"I didn’t drop on one knee in order to protest. ... I dropped on two knees — both knees — so I can simply honor God in the midst of chaos," he said.
But that explanation wasn't good enough for Moniodis, who views Lewis' actions as indefensible.
"A legend is a hero both on and off the field, and by disgracing this great country by kneeling during the National Anthem, on foreign soil no less, [Lewis] has lost the respect of myself and many of my peers who used to see him in a different light," Moniodis wrote. "He has soiled the name Ravens, the city of Baltimore, the State of Maryland, and the greatest country on earth, the USA."
With the movement to remove the Lewis statue gaining steam, the Ravens have increased security in the area, according to The Baltimore Sun.
"There is additional security at the statue plaza at this time," said Maryland Stadium Authority spokesperson Rachelina Bonacci. "Certainly observers can notice the presence of uniformed security officers at M&T Bank Stadium, which includes the statue plaza. The additional officers and other security enhancements have been in place since Sunday afternoon."
Lewis played 17 seasons for the Ravens, leading one of the most fearsome defenses in NFL history. He won a pair of Super Bowls in the 2000 and 2012 seasons.
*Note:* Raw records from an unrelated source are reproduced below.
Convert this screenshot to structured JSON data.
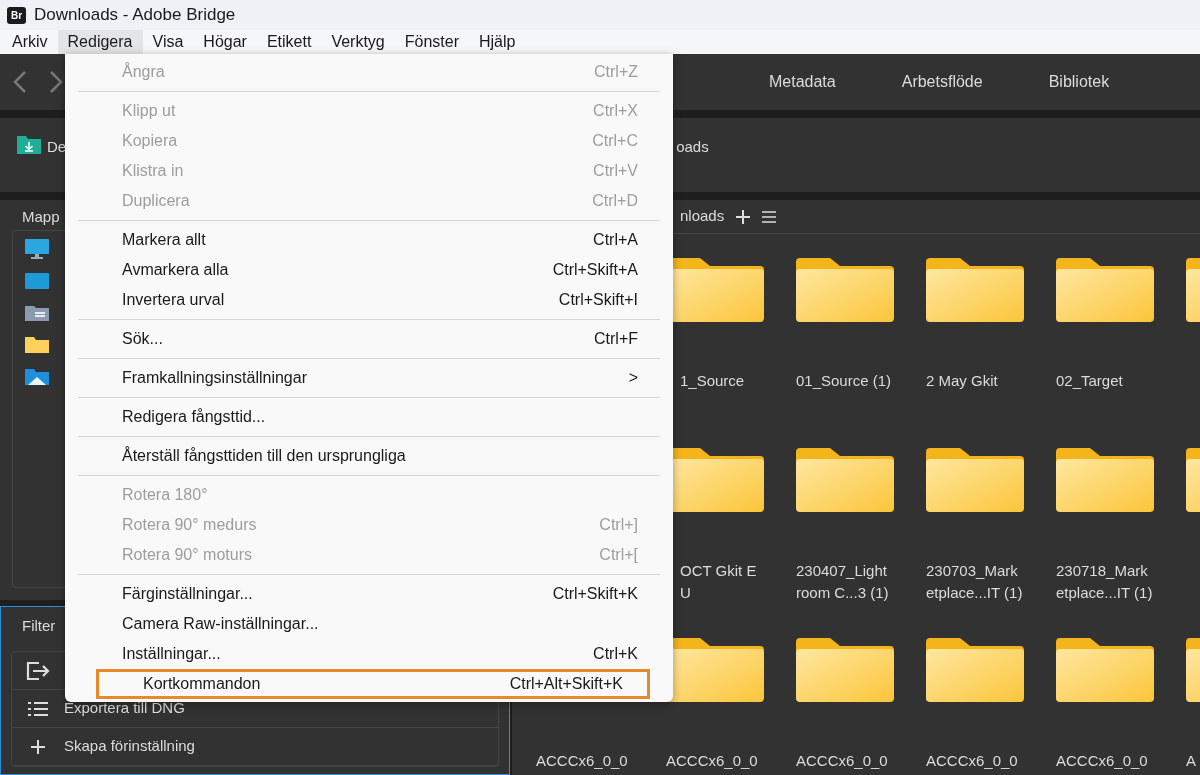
{
  "window": {
    "title": "Downloads - Adobe Bridge",
    "logo": "Br"
  },
  "menubar": [
    {
      "label": "Arkiv",
      "selected": false
    },
    {
      "label": "Redigera",
      "selected": true
    },
    {
      "label": "Visa",
      "selected": false
    },
    {
      "label": "Högar",
      "selected": false
    },
    {
      "label": "Etikett",
      "selected": false
    },
    {
      "label": "Verktyg",
      "selected": false
    },
    {
      "label": "Fönster",
      "selected": false
    },
    {
      "label": "Hjälp",
      "selected": false
    }
  ],
  "workspace_tabs": [
    "Metadata",
    "Arbetsflöde",
    "Bibliotek"
  ],
  "path_bar": {
    "left_text": "De",
    "right_text": "oads"
  },
  "folders_panel": {
    "title": "Mapp",
    "items": [
      {
        "kind": "monitor"
      },
      {
        "kind": "desktop"
      },
      {
        "kind": "documents"
      },
      {
        "kind": "folder"
      },
      {
        "kind": "pictures"
      }
    ]
  },
  "filter_panel": {
    "title": "Filter",
    "items": [
      {
        "kind": "export"
      },
      {
        "kind": "list",
        "label": "Exportera till DNG"
      },
      {
        "kind": "add",
        "label": "Skapa förinställning"
      }
    ]
  },
  "content": {
    "header": "nloads",
    "rows": [
      {
        "items": [
          {
            "kind": "folder",
            "label": [
              "1_Source"
            ]
          },
          {
            "kind": "folder",
            "label": [
              "01_Source (1)"
            ]
          },
          {
            "kind": "folder",
            "label": [
              "2 May Gkit"
            ]
          },
          {
            "kind": "folder",
            "label": [
              "02_Target"
            ]
          },
          {
            "kind": "folder"
          }
        ]
      },
      {
        "items": [
          {
            "kind": "folder",
            "label": [
              "OCT Gkit E",
              "U"
            ]
          },
          {
            "kind": "folder",
            "label": [
              "230407_Light",
              "room C...3 (1)"
            ]
          },
          {
            "kind": "folder",
            "label": [
              "230703_Mark",
              "etplace...IT (1)"
            ]
          },
          {
            "kind": "folder",
            "label": [
              "230718_Mark",
              "etplace...IT (1)"
            ]
          },
          {
            "kind": "folder"
          }
        ]
      },
      {
        "items": [
          {
            "label": [
              "ACCCx6_0_0"
            ]
          },
          {
            "kind": "folder",
            "label": [
              "ACCCx6_0_0"
            ]
          },
          {
            "kind": "folder",
            "label": [
              "ACCCx6_0_0"
            ]
          },
          {
            "kind": "folder",
            "label": [
              "ACCCx6_0_0"
            ]
          },
          {
            "kind": "folder",
            "label": [
              "ACCCx6_0_0"
            ]
          },
          {
            "kind": "folder",
            "label": [
              "A"
            ]
          }
        ]
      }
    ]
  },
  "edit_menu": [
    {
      "kind": "item",
      "label": "Ångra",
      "shortcut": "Ctrl+Z",
      "disabled": true,
      "highlighted": false
    },
    {
      "kind": "separator"
    },
    {
      "kind": "item",
      "label": "Klipp ut",
      "shortcut": "Ctrl+X",
      "disabled": true,
      "highlighted": false
    },
    {
      "kind": "item",
      "label": "Kopiera",
      "shortcut": "Ctrl+C",
      "disabled": true,
      "highlighted": false
    },
    {
      "kind": "item",
      "label": "Klistra in",
      "shortcut": "Ctrl+V",
      "disabled": true,
      "highlighted": false
    },
    {
      "kind": "item",
      "label": "Duplicera",
      "shortcut": "Ctrl+D",
      "disabled": true,
      "highlighted": false
    },
    {
      "kind": "separator"
    },
    {
      "kind": "item",
      "label": "Markera allt",
      "shortcut": "Ctrl+A",
      "disabled": false,
      "highlighted": false
    },
    {
      "kind": "item",
      "label": "Avmarkera alla",
      "shortcut": "Ctrl+Skift+A",
      "disabled": false,
      "highlighted": false
    },
    {
      "kind": "item",
      "label": "Invertera urval",
      "shortcut": "Ctrl+Skift+I",
      "disabled": false,
      "highlighted": false
    },
    {
      "kind": "separator"
    },
    {
      "kind": "item",
      "label": "Sök...",
      "shortcut": "Ctrl+F",
      "disabled": false,
      "highlighted": false
    },
    {
      "kind": "separator"
    },
    {
      "kind": "submenu",
      "label": "Framkallningsinställningar",
      "arrow": ">",
      "disabled": false,
      "highlighted": false
    },
    {
      "kind": "separator"
    },
    {
      "kind": "item",
      "label": "Redigera fångsttid...",
      "disabled": false,
      "highlighted": false
    },
    {
      "kind": "separator"
    },
    {
      "kind": "item",
      "label": "Återställ fångsttiden till den ursprungliga",
      "disabled": false,
      "highlighted": false
    },
    {
      "kind": "separator"
    },
    {
      "kind": "item",
      "label": "Rotera 180°",
      "disabled": true,
      "highlighted": false
    },
    {
      "kind": "item",
      "label": "Rotera 90° medurs",
      "shortcut": "Ctrl+]",
      "disabled": true,
      "highlighted": false
    },
    {
      "kind": "item",
      "label": "Rotera 90° moturs",
      "shortcut": "Ctrl+[",
      "disabled": true,
      "highlighted": false
    },
    {
      "kind": "separator"
    },
    {
      "kind": "item",
      "label": "Färginställningar...",
      "shortcut": "Ctrl+Skift+K",
      "disabled": false,
      "highlighted": false
    },
    {
      "kind": "item",
      "label": "Camera Raw-inställningar...",
      "disabled": false,
      "highlighted": false
    },
    {
      "kind": "item",
      "label": "Inställningar...",
      "shortcut": "Ctrl+K",
      "disabled": false,
      "highlighted": false
    },
    {
      "kind": "item",
      "label": "Kortkommandon",
      "shortcut": "Ctrl+Alt+Skift+K",
      "disabled": false,
      "highlighted": true
    }
  ]
}
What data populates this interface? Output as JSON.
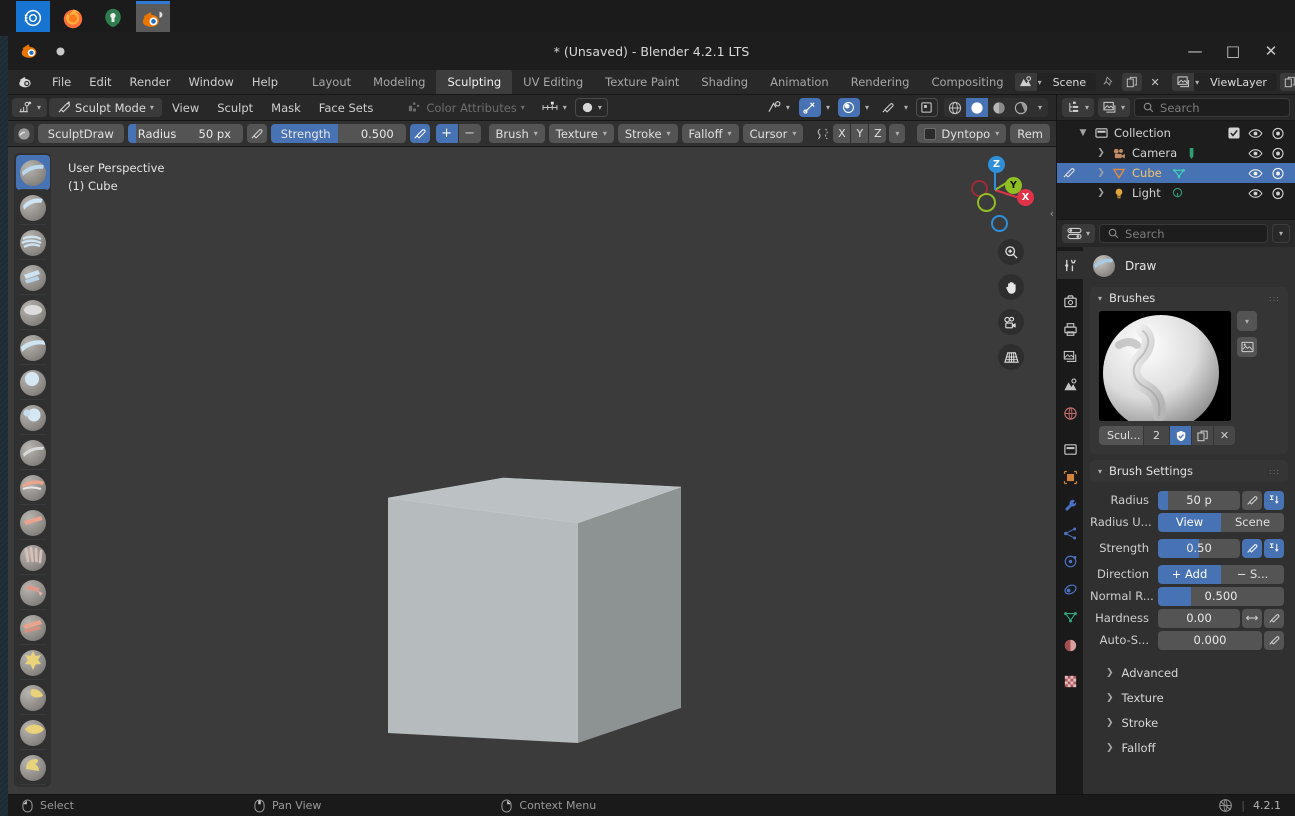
{
  "taskbar": {
    "items": [
      {
        "name": "app-icon-settings",
        "label": "Settings"
      },
      {
        "name": "app-icon-firefox",
        "label": "Firefox"
      },
      {
        "name": "app-icon-tools",
        "label": "Tools"
      },
      {
        "name": "app-icon-blender",
        "label": "Blender"
      }
    ]
  },
  "window": {
    "title": "* (Unsaved) - Blender 4.2.1 LTS",
    "minimize": "—",
    "maximize": "□",
    "close": "✕"
  },
  "topbar": {
    "menus": [
      "File",
      "Edit",
      "Render",
      "Window",
      "Help"
    ],
    "workspaces": [
      {
        "label": "Layout",
        "active": false
      },
      {
        "label": "Modeling",
        "active": false
      },
      {
        "label": "Sculpting",
        "active": true
      },
      {
        "label": "UV Editing",
        "active": false
      },
      {
        "label": "Texture Paint",
        "active": false
      },
      {
        "label": "Shading",
        "active": false
      },
      {
        "label": "Animation",
        "active": false
      },
      {
        "label": "Rendering",
        "active": false
      },
      {
        "label": "Compositing",
        "active": false
      }
    ],
    "scene": {
      "label": "Scene",
      "icon": "scene-icon"
    },
    "view_layer": {
      "label": "ViewLayer",
      "icon": "view-layer-icon"
    }
  },
  "viewport_header": {
    "editor_type_icon": "editor-type-icon",
    "mode": "Sculpt Mode",
    "menus": [
      "View",
      "Sculpt",
      "Mask",
      "Face Sets"
    ],
    "color_attributes": "Color Attributes",
    "right_icons": [
      "visibility-icon",
      "snap-icon",
      "proportional-edit-icon",
      "brush-icon",
      "overlays-icon",
      "xray-icon",
      "shading-wireframe",
      "shading-solid",
      "shading-material",
      "shading-rendered"
    ]
  },
  "tool_settings": {
    "brush_name": "SculptDraw",
    "radius": {
      "label": "Radius",
      "value": "50 px",
      "fill_pct": 6
    },
    "strength": {
      "label": "Strength",
      "value": "0.500",
      "fill_pct": 50
    },
    "add_label": "+",
    "subtract_label": "−",
    "dropdowns": [
      "Brush",
      "Texture",
      "Stroke",
      "Falloff",
      "Cursor"
    ],
    "symmetry": {
      "x": "X",
      "y": "Y",
      "z": "Z"
    },
    "dyntopo": "Dyntopo",
    "remesh": "Rem"
  },
  "viewport": {
    "perspective_label": "User Perspective",
    "object_label": "(1) Cube",
    "gizmo_axes": [
      {
        "label": "Z",
        "color": "#2f8fd8"
      },
      {
        "label": "Y",
        "color": "#8fbf22"
      },
      {
        "label": "X",
        "color": "#e0334a"
      }
    ],
    "nav_buttons": [
      "zoom-icon",
      "pan-hand-icon",
      "camera-view-icon",
      "toggle-perspective-icon"
    ],
    "toolbar_tools": [
      {
        "name": "tool-draw",
        "label": "Draw",
        "active": true,
        "overlay": "#bcd8ee"
      },
      {
        "name": "tool-draw-sharp",
        "label": "Draw Sharp",
        "active": false,
        "overlay": "#cfe4f2"
      },
      {
        "name": "tool-clay",
        "label": "Clay",
        "active": false,
        "overlay": "#cfe4f2"
      },
      {
        "name": "tool-clay-strips",
        "label": "Clay Strips",
        "active": false,
        "overlay": "#cfe4f2"
      },
      {
        "name": "tool-clay-thumb",
        "label": "Clay Thumb",
        "active": false,
        "overlay": "#dcdcdc"
      },
      {
        "name": "tool-layer",
        "label": "Layer",
        "active": false,
        "overlay": "#cfe4f2"
      },
      {
        "name": "tool-inflate",
        "label": "Inflate",
        "active": false,
        "overlay": "#d6e7f4"
      },
      {
        "name": "tool-blob",
        "label": "Blob",
        "active": false,
        "overlay": "#d6e7f4"
      },
      {
        "name": "tool-crease",
        "label": "Crease",
        "active": false,
        "overlay": "#dadada"
      },
      {
        "name": "tool-smooth",
        "label": "Smooth",
        "active": false,
        "overlay": "#e8a48c"
      },
      {
        "name": "tool-flatten",
        "label": "Flatten",
        "active": false,
        "overlay": "#e8a48c"
      },
      {
        "name": "tool-fill",
        "label": "Fill",
        "active": false,
        "overlay": "#d8c0b8"
      },
      {
        "name": "tool-scrape",
        "label": "Scrape",
        "active": false,
        "overlay": "#e0978c"
      },
      {
        "name": "tool-multiplane-scrape",
        "label": "Multiplane Scrape",
        "active": false,
        "overlay": "#e8a48c"
      },
      {
        "name": "tool-pinch",
        "label": "Pinch",
        "active": false,
        "overlay": "#e8d27a"
      },
      {
        "name": "tool-grab",
        "label": "Grab",
        "active": false,
        "overlay": "#e8d27a"
      },
      {
        "name": "tool-elastic-deform",
        "label": "Elastic Deform",
        "active": false,
        "overlay": "#e8d27a"
      },
      {
        "name": "tool-snake-hook",
        "label": "Snake Hook",
        "active": false,
        "overlay": "#e8d27a"
      }
    ]
  },
  "outliner": {
    "search_placeholder": "Search",
    "rows": [
      {
        "name": "Collection",
        "icon": "collection-icon",
        "depth": 0,
        "selected": false,
        "expanded": true,
        "checkbox": true,
        "eye": true,
        "camera": true
      },
      {
        "name": "Camera",
        "icon": "camera-icon",
        "depth": 1,
        "selected": false,
        "expanded": false,
        "checkbox": false,
        "eye": true,
        "camera": true
      },
      {
        "name": "Cube",
        "icon": "mesh-icon",
        "depth": 1,
        "selected": true,
        "expanded": false,
        "checkbox": false,
        "eye": true,
        "camera": true
      },
      {
        "name": "Light",
        "icon": "light-icon",
        "depth": 1,
        "selected": false,
        "expanded": false,
        "checkbox": false,
        "eye": true,
        "camera": true
      }
    ]
  },
  "properties": {
    "search_placeholder": "Search",
    "active_brush": "Draw",
    "tabs": [
      {
        "name": "tool-tab",
        "icon": "tool-icon",
        "active": true
      },
      {
        "name": "render-tab",
        "icon": "render-icon",
        "active": false
      },
      {
        "name": "output-tab",
        "icon": "printer-icon",
        "active": false
      },
      {
        "name": "view-layer-tab",
        "icon": "images-icon",
        "active": false
      },
      {
        "name": "scene-tab",
        "icon": "scene-cone-icon",
        "active": false
      },
      {
        "name": "world-tab",
        "icon": "world-icon",
        "active": false
      },
      {
        "name": "collection-tab",
        "icon": "box-icon",
        "active": false
      },
      {
        "name": "object-tab",
        "icon": "object-square-icon",
        "active": false
      },
      {
        "name": "modifier-tab",
        "icon": "wrench-icon",
        "active": false
      },
      {
        "name": "particles-tab",
        "icon": "particles-icon",
        "active": false
      },
      {
        "name": "physics-tab",
        "icon": "physics-orbit-icon",
        "active": false
      },
      {
        "name": "constraints-tab",
        "icon": "constraint-icon",
        "active": false
      },
      {
        "name": "data-tab",
        "icon": "mesh-data-icon",
        "active": false
      },
      {
        "name": "material-tab",
        "icon": "material-sphere-icon",
        "active": false
      },
      {
        "name": "texture-tab",
        "icon": "checker-texture-icon",
        "active": false
      }
    ],
    "brushes_panel": {
      "title": "Brushes",
      "id_name": "Scul...",
      "users_count": "2",
      "fake_user_icon": "shield-icon",
      "duplicate_icon": "copy-icon",
      "unlink_icon": "x-icon"
    },
    "brush_settings_panel": {
      "title": "Brush Settings",
      "radius": {
        "label": "Radius",
        "value": "50 p",
        "fill_pct": 12
      },
      "radius_unit": {
        "label": "Radius U...",
        "options": [
          "View",
          "Scene"
        ],
        "selected": "View"
      },
      "strength": {
        "label": "Strength",
        "value": "0.50",
        "fill_pct": 50
      },
      "direction": {
        "label": "Direction",
        "options": [
          "+ Add",
          "− S..."
        ],
        "selected": "+ Add"
      },
      "normal_radius": {
        "label": "Normal R...",
        "value": "0.500",
        "fill_pct": 26
      },
      "hardness": {
        "label": "Hardness",
        "value": "0.00",
        "fill_pct": 0
      },
      "auto_smooth": {
        "label": "Auto-S...",
        "value": "0.000",
        "fill_pct": 0
      },
      "subpanels": [
        "Advanced",
        "Texture",
        "Stroke",
        "Falloff"
      ]
    }
  },
  "status_bar": {
    "hints": [
      {
        "label": "Select",
        "button": "left"
      },
      {
        "label": "Pan View",
        "button": "middle"
      },
      {
        "label": "Context Menu",
        "button": "right"
      }
    ],
    "version": "4.2.1",
    "scene_stats_icon": "scene-stats-icon"
  },
  "colors": {
    "accent_blue": "#4772b3",
    "header_bg": "#282828",
    "panel_bg": "#303030",
    "viewport_bg": "#3b3b3b",
    "cube_front": "#b6bcbd",
    "cube_top": "#bcc2c3",
    "cube_side": "#8d9293"
  }
}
It seems the Ravens are committed to protecting the Lewis statue, but judging from fan reactions, the protest controversy doesn't look like it's going to die down any time soon. The team will play its next home game this Sunday against the Pittsburgh Steelers.